I was forced to sit on a very small stool for a long time with my legs bent at 90-degree angles, and crossing or stretching my legs was not permitted. I was forced to stand still for a very long time; and when I went on hunger strike in protest, I was force fed.

In 2007, while I was on a hunger strike, they took my blood three times. I was not told why they took my blood or what it was used for; they just forced me to be there and took my blood away.

I think the cruellest punishment for me was the brainwashing. I was forced by several guards and other criminals to watch the videos slandering Falun Gong.

I was imprisoned in my hometown of Qiqihar City, Harbin, in Northeast China, which is very cold – in winter the temperature is around -30°C. I was forced to stand still outside for more than 10 hours with no coat, no gloves, no scarf; I was just wearing very thin clothes and I was frozen.

In 2017 in the detention centre in Harbin, I didn’t obey an unreasonable order: as a punishment, the guard directed some criminals to strip off my clothes. Then they poured two buckets of cold water over my head and down my body. I couldn’t breathe. It was winter, it was so very cold.

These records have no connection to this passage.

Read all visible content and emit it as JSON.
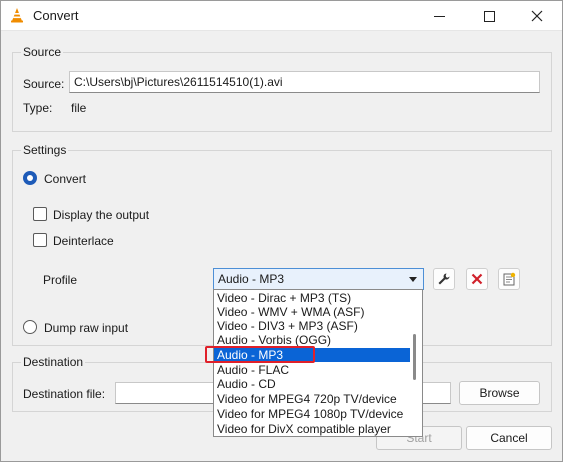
{
  "window": {
    "title": "Convert",
    "controls": {
      "minimize": "—",
      "maximize": "☐",
      "close": "✕"
    }
  },
  "source": {
    "group_label": "Source",
    "source_label": "Source:",
    "source_value": "C:\\Users\\bj\\Pictures\\2611514510(1).avi",
    "type_label": "Type:",
    "type_value": "file"
  },
  "settings": {
    "group_label": "Settings",
    "convert_label": "Convert",
    "convert_checked": true,
    "display_output_label": "Display the output",
    "deinterlace_label": "Deinterlace",
    "profile_label": "Profile",
    "profile_selected": "Audio - MP3",
    "dump_raw_label": "Dump raw input",
    "profile_options": [
      "Video - Dirac + MP3 (TS)",
      "Video - WMV + WMA (ASF)",
      "Video - DIV3 + MP3 (ASF)",
      "Audio - Vorbis (OGG)",
      "Audio - MP3",
      "Audio - FLAC",
      "Audio - CD",
      "Video for MPEG4 720p TV/device",
      "Video for MPEG4 1080p TV/device",
      "Video for DivX compatible player"
    ],
    "highlighted_index": 4
  },
  "destination": {
    "group_label": "Destination",
    "file_label": "Destination file:",
    "file_value": "",
    "browse_label": "Browse"
  },
  "footer": {
    "start_label": "Start",
    "cancel_label": "Cancel"
  },
  "colors": {
    "accent": "#0a64d6",
    "highlight_outline": "#e0202a",
    "vlc_orange": "#f08c00",
    "delete_red": "#d0202a"
  }
}
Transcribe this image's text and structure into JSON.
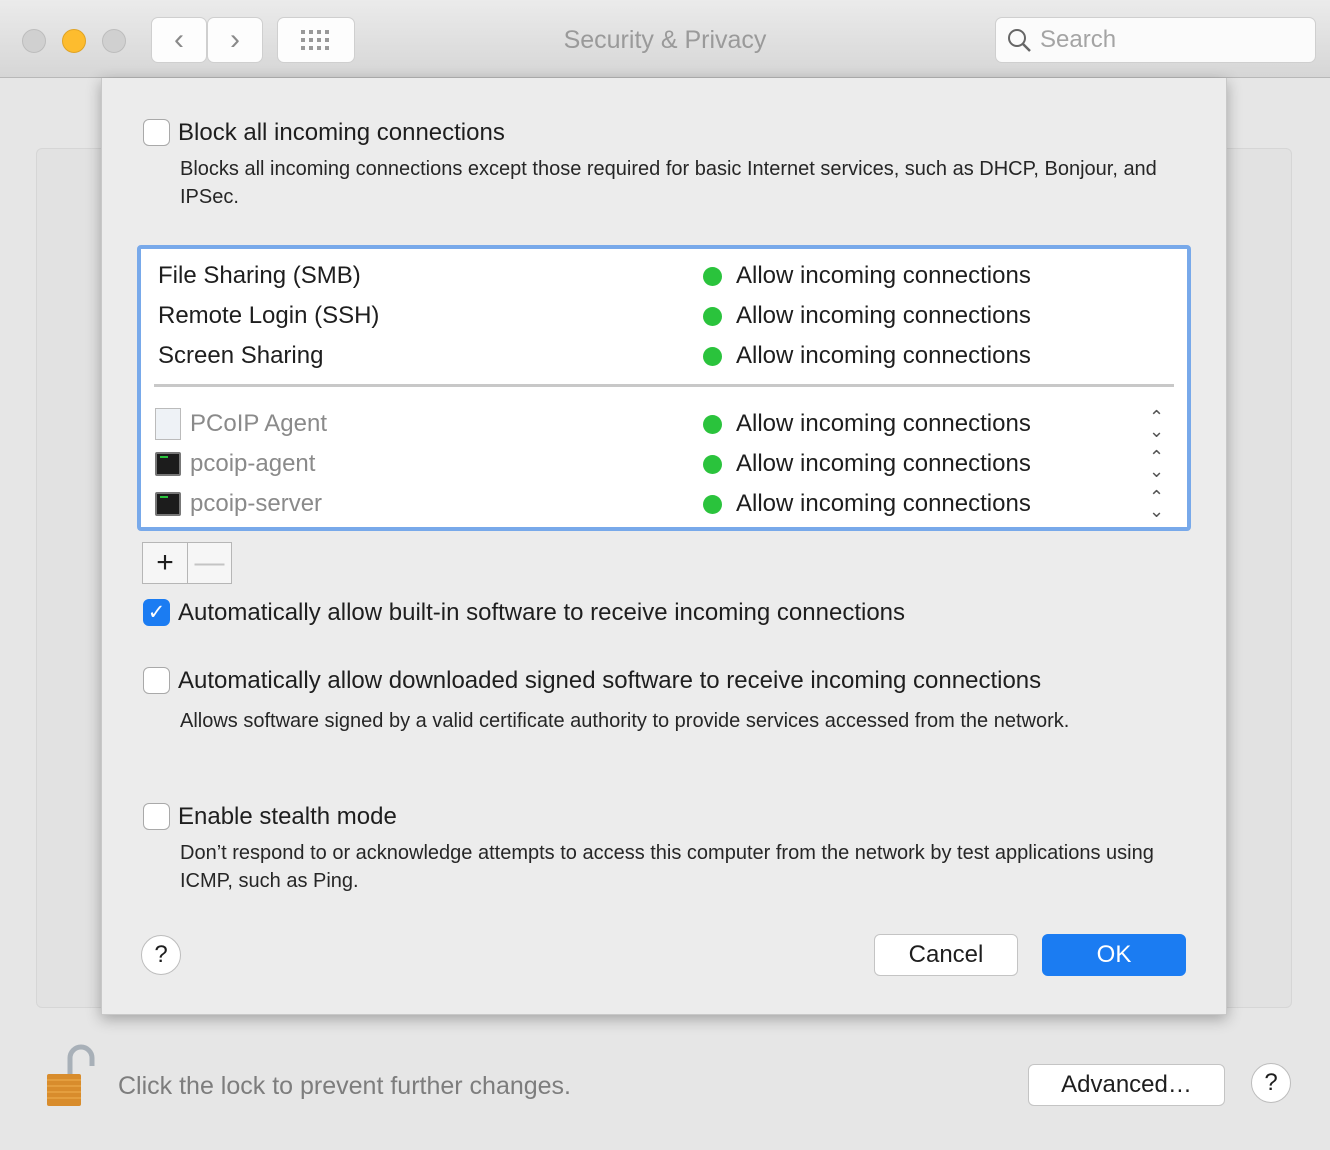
{
  "window": {
    "title": "Security & Privacy",
    "search_placeholder": "Search"
  },
  "sheet": {
    "block_all": {
      "label": "Block all incoming connections",
      "checked": false,
      "description": "Blocks all incoming connections except those required for basic Internet services, such as DHCP, Bonjour, and IPSec."
    },
    "services": [
      {
        "name": "File Sharing (SMB)",
        "status": "Allow incoming connections"
      },
      {
        "name": "Remote Login (SSH)",
        "status": "Allow incoming connections"
      },
      {
        "name": "Screen Sharing",
        "status": "Allow incoming connections"
      }
    ],
    "apps": [
      {
        "name": "PCoIP Agent",
        "icon": "app-document-icon",
        "status": "Allow incoming connections"
      },
      {
        "name": "pcoip-agent",
        "icon": "terminal-icon",
        "status": "Allow incoming connections"
      },
      {
        "name": "pcoip-server",
        "icon": "terminal-icon",
        "status": "Allow incoming connections"
      }
    ],
    "status_color": "#2ac33c",
    "add_label": "+",
    "remove_label": "—",
    "auto_builtin": {
      "label": "Automatically allow built-in software to receive incoming connections",
      "checked": true
    },
    "auto_signed": {
      "label": "Automatically allow downloaded signed software to receive incoming connections",
      "checked": false,
      "description": "Allows software signed by a valid certificate authority to provide services accessed from the network."
    },
    "stealth": {
      "label": "Enable stealth mode",
      "checked": false,
      "description": "Don’t respond to or acknowledge attempts to access this computer from the network by test applications using ICMP, such as Ping."
    },
    "help": "?",
    "cancel": "Cancel",
    "ok": "OK"
  },
  "footer": {
    "lock_text": "Click the lock to prevent further changes.",
    "advanced": "Advanced…",
    "help": "?"
  },
  "accent": "#1b7cf2"
}
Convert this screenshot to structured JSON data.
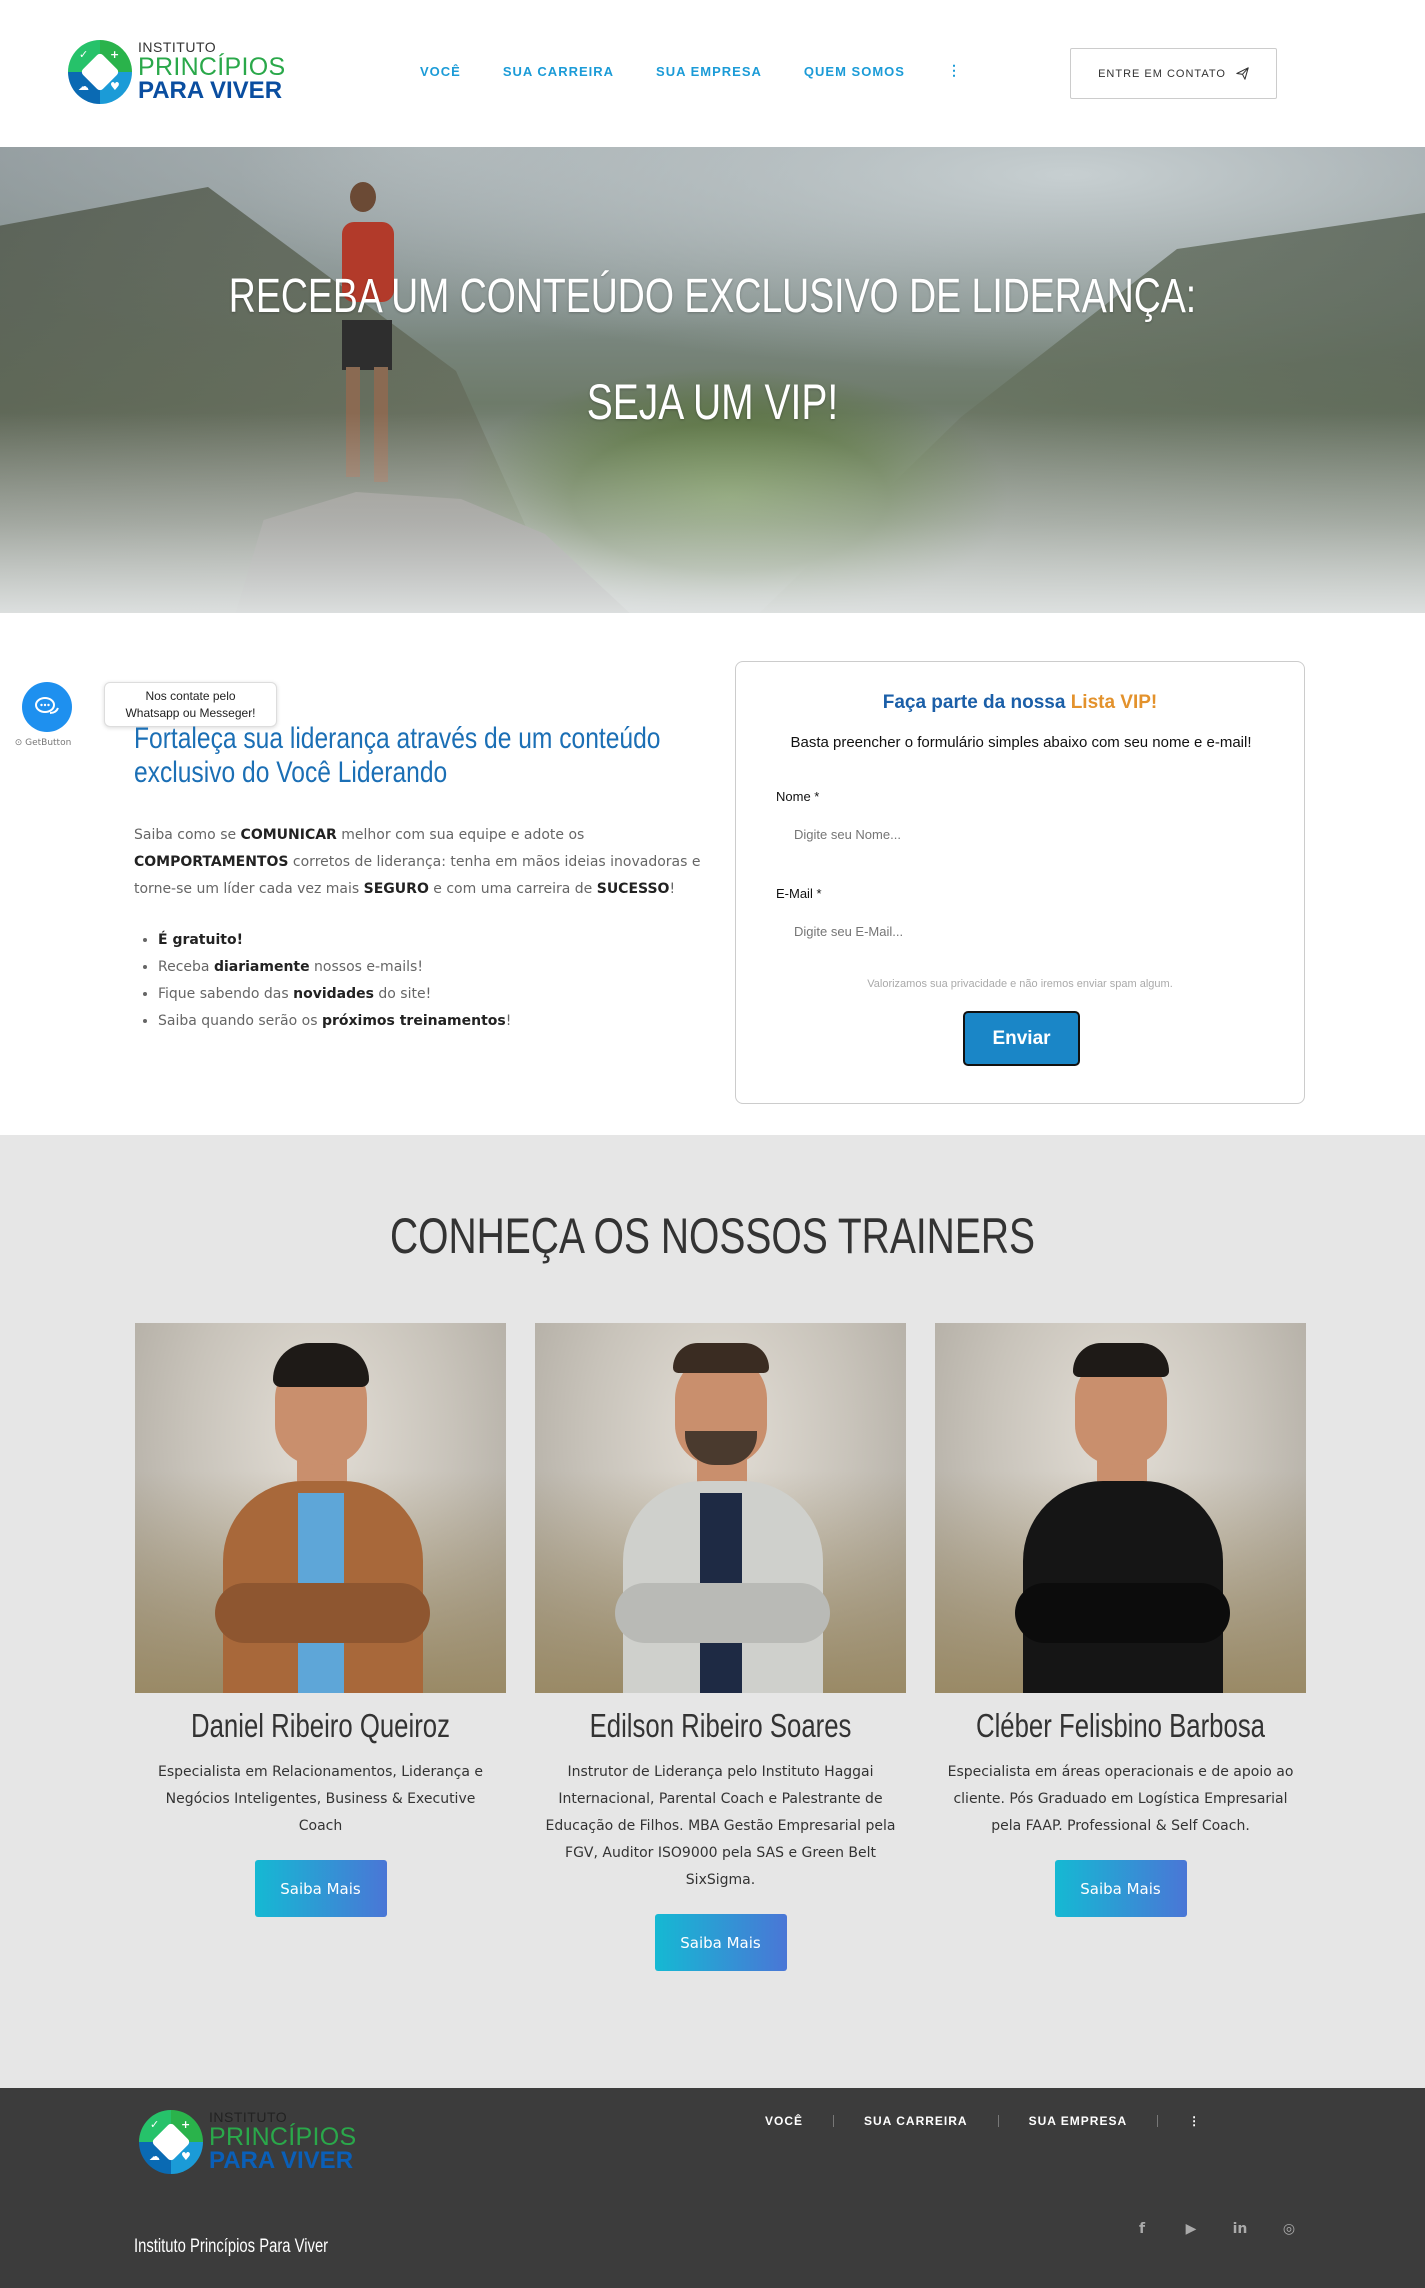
{
  "header": {
    "logo": {
      "line1": "INSTITUTO",
      "line2": "PRINCÍPIOS",
      "line3": "PARA VIVER"
    },
    "nav": [
      "VOCÊ",
      "SUA CARREIRA",
      "SUA EMPRESA",
      "QUEM SOMOS"
    ],
    "more_icon": "⋮",
    "contact_label": "ENTRE EM CONTATO",
    "contact_icon": "paper-plane-icon"
  },
  "hero": {
    "line1": "RECEBA UM CONTEÚDO EXCLUSIVO DE LIDERANÇA:",
    "line2": "SEJA UM VIP!"
  },
  "chat": {
    "label": "GetButton",
    "tooltip_line1": "Nos contate pelo",
    "tooltip_line2": "Whatsapp ou Messeger!"
  },
  "vip": {
    "heading": "Fortaleça sua liderança através de um conteúdo exclusivo do Você Liderando",
    "intro_1": "Saiba como se ",
    "intro_b1": "COMUNICAR",
    "intro_2": " melhor com sua equipe e adote os ",
    "intro_b2": "COMPORTAMENTOS",
    "intro_3": " corretos de liderança: tenha em mãos ideias inovadoras e torne-se um líder cada vez mais ",
    "intro_b3": "SEGURO",
    "intro_4": " e com uma carreira de ",
    "intro_b4": "SUCESSO",
    "intro_5": "!",
    "bullets": [
      {
        "pre": "",
        "bold": "É gratuito!",
        "post": ""
      },
      {
        "pre": "Receba ",
        "bold": "diariamente",
        "post": " nossos e-mails!"
      },
      {
        "pre": "Fique sabendo das ",
        "bold": "novidades",
        "post": " do site!"
      },
      {
        "pre": "Saiba quando serão os ",
        "bold": "próximos treinamentos",
        "post": "!"
      }
    ]
  },
  "form": {
    "title_pre": "Faça parte da nossa ",
    "title_hl": "Lista VIP!",
    "subtitle": "Basta preencher o formulário simples abaixo com seu nome e e-mail!",
    "name_label": "Nome *",
    "name_placeholder": "Digite seu Nome...",
    "email_label": "E-Mail *",
    "email_placeholder": "Digite seu E-Mail...",
    "privacy": "Valorizamos sua privacidade e não iremos enviar spam algum.",
    "submit": "Enviar"
  },
  "trainers": {
    "title": "CONHEÇA OS NOSSOS TRAINERS",
    "people": [
      {
        "name": "Daniel Ribeiro Queiroz",
        "bio": "Especialista em Relacionamentos, Liderança e Negócios Inteligentes, Business & Executive Coach",
        "button": "Saiba Mais",
        "jacket": "#a8683a",
        "shirt": "#5ea6d8"
      },
      {
        "name": "Edilson Ribeiro Soares",
        "bio": "Instrutor de Liderança pelo Instituto Haggai Internacional, Parental Coach e Palestrante de Educação de Filhos. MBA Gestão Empresarial pela FGV, Auditor ISO9000 pela SAS e Green Belt SixSigma.",
        "button": "Saiba Mais",
        "jacket": "#cfd0cc",
        "shirt": "#1e2a44"
      },
      {
        "name": "Cléber Felisbino Barbosa",
        "bio": "Especialista em áreas operacionais e de apoio ao cliente. Pós Graduado em Logística Empresarial pela FAAP. Professional & Self Coach.",
        "button": "Saiba Mais",
        "jacket": "#151515",
        "shirt": "#1c1c1c"
      }
    ]
  },
  "footer": {
    "nav": [
      "VOCÊ",
      "SUA CARREIRA",
      "SUA EMPRESA"
    ],
    "more_icon": "⋮",
    "brand": "Instituto Princípios Para Viver",
    "social": [
      {
        "icon": "facebook-icon",
        "glyph": "f"
      },
      {
        "icon": "youtube-icon",
        "glyph": "▶"
      },
      {
        "icon": "linkedin-icon",
        "glyph": "in"
      },
      {
        "icon": "instagram-icon",
        "glyph": "◎"
      }
    ]
  }
}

How were the other prisoners treated?

The other criminals were not treated like Falun Gong practitioners. There was no torture for them, there was no brainwashing for them. The other prisoners would have to do long hours of labour – I know some of them had to work for over 20 hours a day. If they didn’t meet their quota, they would be beaten by the guards.

Were there any other religious minorities with you in the detention centre?

I was kept separately from other minorities. They kept me with criminals who’d committed theft, robbery and murder. They intentionally kept the Falun Gong practitioners and other religious believers separately. So, all believers, no matter what you believed, would be separated.

How did prison affect your medical health?

After the imprisonment, I was very weak. I suffered problems with anaemia and cardiac failure. In 2017, I was so weak they thought I almost died. They thought I was critically ill, so they released me.

How has your health changed since your release?

After I was released, I restarted my practice of Falun Gong. I regularly practised the exercise and meditation. I studied the main books of Falun Gong and eventually I regained my health in about two months. I just practise Falun Gong and I think I almost recovered to my best condition.

Since your release, have you been in contact with any other Falun Gong practitioners?

I have contacted one or two practitioners in China; they say the situation has become worse and worse. The Falun Gong practitioners are tightly monitored by the Chinese Communist Party; they use technology to follow and control everyone. There is no freedom at all, practitioners of Falun Gong are all worried about their situation and worried that they might be captured at any moment.

Please note, this article will appear in issue 12 of Health Europa Quarterly, which is available to read now.


Please enter your comment!
Please enter your name here